PROMPT
Apart from the images, every record here needs to be copied exactly.

SUPPLIED DATA
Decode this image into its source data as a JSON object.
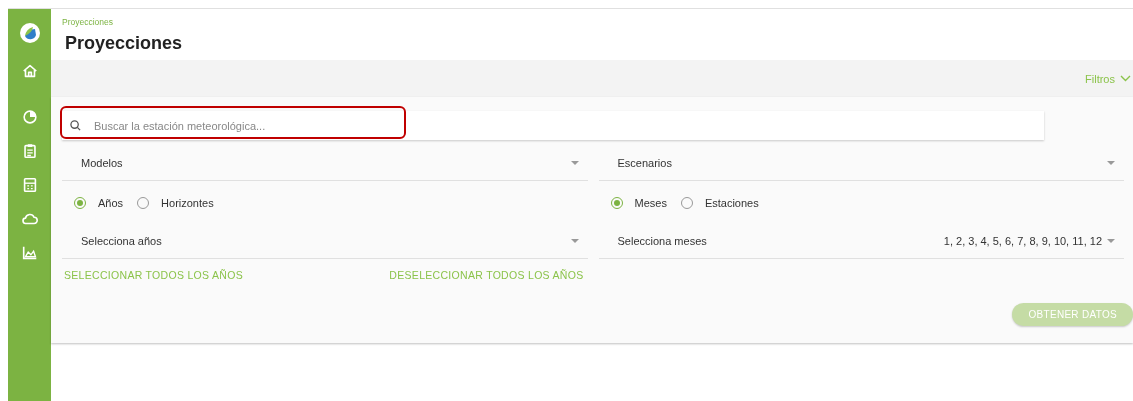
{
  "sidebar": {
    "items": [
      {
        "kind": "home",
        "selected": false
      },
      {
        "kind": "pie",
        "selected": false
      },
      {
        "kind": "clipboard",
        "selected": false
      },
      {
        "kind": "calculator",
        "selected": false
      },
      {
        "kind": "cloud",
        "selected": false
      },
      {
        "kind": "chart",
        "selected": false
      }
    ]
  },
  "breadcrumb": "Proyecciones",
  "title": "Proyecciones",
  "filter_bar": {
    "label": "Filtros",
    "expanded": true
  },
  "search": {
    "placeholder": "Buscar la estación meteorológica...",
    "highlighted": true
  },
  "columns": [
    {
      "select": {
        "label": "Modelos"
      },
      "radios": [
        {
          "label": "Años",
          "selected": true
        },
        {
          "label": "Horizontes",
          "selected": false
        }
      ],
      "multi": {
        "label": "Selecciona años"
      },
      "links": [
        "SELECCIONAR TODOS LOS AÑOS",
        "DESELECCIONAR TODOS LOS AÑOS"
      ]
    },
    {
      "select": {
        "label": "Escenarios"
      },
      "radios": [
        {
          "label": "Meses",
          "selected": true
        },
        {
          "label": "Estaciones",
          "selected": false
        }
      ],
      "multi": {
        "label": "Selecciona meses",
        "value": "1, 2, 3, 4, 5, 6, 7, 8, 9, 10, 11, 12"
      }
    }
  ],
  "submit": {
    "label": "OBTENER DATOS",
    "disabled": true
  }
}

REPLY
Decode this image into its source data as a JSON object.
{
  "sidebar": {
    "items": [
      {
        "kind": "home",
        "selected": false
      },
      {
        "kind": "pie",
        "selected": false
      },
      {
        "kind": "clipboard",
        "selected": false
      },
      {
        "kind": "calculator",
        "selected": false
      },
      {
        "kind": "cloud",
        "selected": false
      },
      {
        "kind": "chart",
        "selected": false
      }
    ]
  },
  "breadcrumb": "Proyecciones",
  "title": "Proyecciones",
  "filter_bar": {
    "label": "Filtros",
    "expanded": true
  },
  "search": {
    "placeholder": "Buscar la estación meteorológica...",
    "highlighted": true
  },
  "columns": [
    {
      "select": {
        "label": "Modelos"
      },
      "radios": [
        {
          "label": "Años",
          "selected": true
        },
        {
          "label": "Horizontes",
          "selected": false
        }
      ],
      "multi": {
        "label": "Selecciona años"
      },
      "links": [
        "SELECCIONAR TODOS LOS AÑOS",
        "DESELECCIONAR TODOS LOS AÑOS"
      ]
    },
    {
      "select": {
        "label": "Escenarios"
      },
      "radios": [
        {
          "label": "Meses",
          "selected": true
        },
        {
          "label": "Estaciones",
          "selected": false
        }
      ],
      "multi": {
        "label": "Selecciona meses",
        "value": "1, 2, 3, 4, 5, 6, 7, 8, 9, 10, 11, 12"
      }
    }
  ],
  "submit": {
    "label": "OBTENER DATOS",
    "disabled": true
  }
}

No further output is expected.